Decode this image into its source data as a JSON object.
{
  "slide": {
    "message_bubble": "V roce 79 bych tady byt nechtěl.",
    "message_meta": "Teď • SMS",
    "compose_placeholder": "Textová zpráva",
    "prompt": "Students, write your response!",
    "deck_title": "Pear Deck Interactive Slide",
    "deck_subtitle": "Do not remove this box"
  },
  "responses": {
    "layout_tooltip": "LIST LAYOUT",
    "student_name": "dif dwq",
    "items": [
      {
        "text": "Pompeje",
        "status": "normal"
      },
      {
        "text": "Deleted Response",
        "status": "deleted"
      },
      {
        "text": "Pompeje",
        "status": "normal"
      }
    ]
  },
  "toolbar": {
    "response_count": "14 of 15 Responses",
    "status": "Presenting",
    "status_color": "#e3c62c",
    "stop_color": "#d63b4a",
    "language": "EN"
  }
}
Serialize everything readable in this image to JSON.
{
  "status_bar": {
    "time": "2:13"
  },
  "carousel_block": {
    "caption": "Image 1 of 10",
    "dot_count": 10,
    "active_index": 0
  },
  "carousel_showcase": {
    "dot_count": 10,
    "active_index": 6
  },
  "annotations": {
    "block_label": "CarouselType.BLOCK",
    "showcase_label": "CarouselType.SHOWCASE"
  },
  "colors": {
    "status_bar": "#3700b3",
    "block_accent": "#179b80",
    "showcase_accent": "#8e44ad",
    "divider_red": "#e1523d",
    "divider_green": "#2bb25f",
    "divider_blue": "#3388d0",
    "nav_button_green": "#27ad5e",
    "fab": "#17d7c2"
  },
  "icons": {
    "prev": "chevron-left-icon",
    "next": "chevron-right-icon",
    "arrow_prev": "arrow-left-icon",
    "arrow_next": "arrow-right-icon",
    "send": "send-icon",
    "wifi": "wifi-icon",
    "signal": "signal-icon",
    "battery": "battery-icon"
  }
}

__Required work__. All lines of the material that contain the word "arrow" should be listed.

__Finished exercise__.
    "arrow_prev": "arrow-left-icon",
    "arrow_next": "arrow-right-icon",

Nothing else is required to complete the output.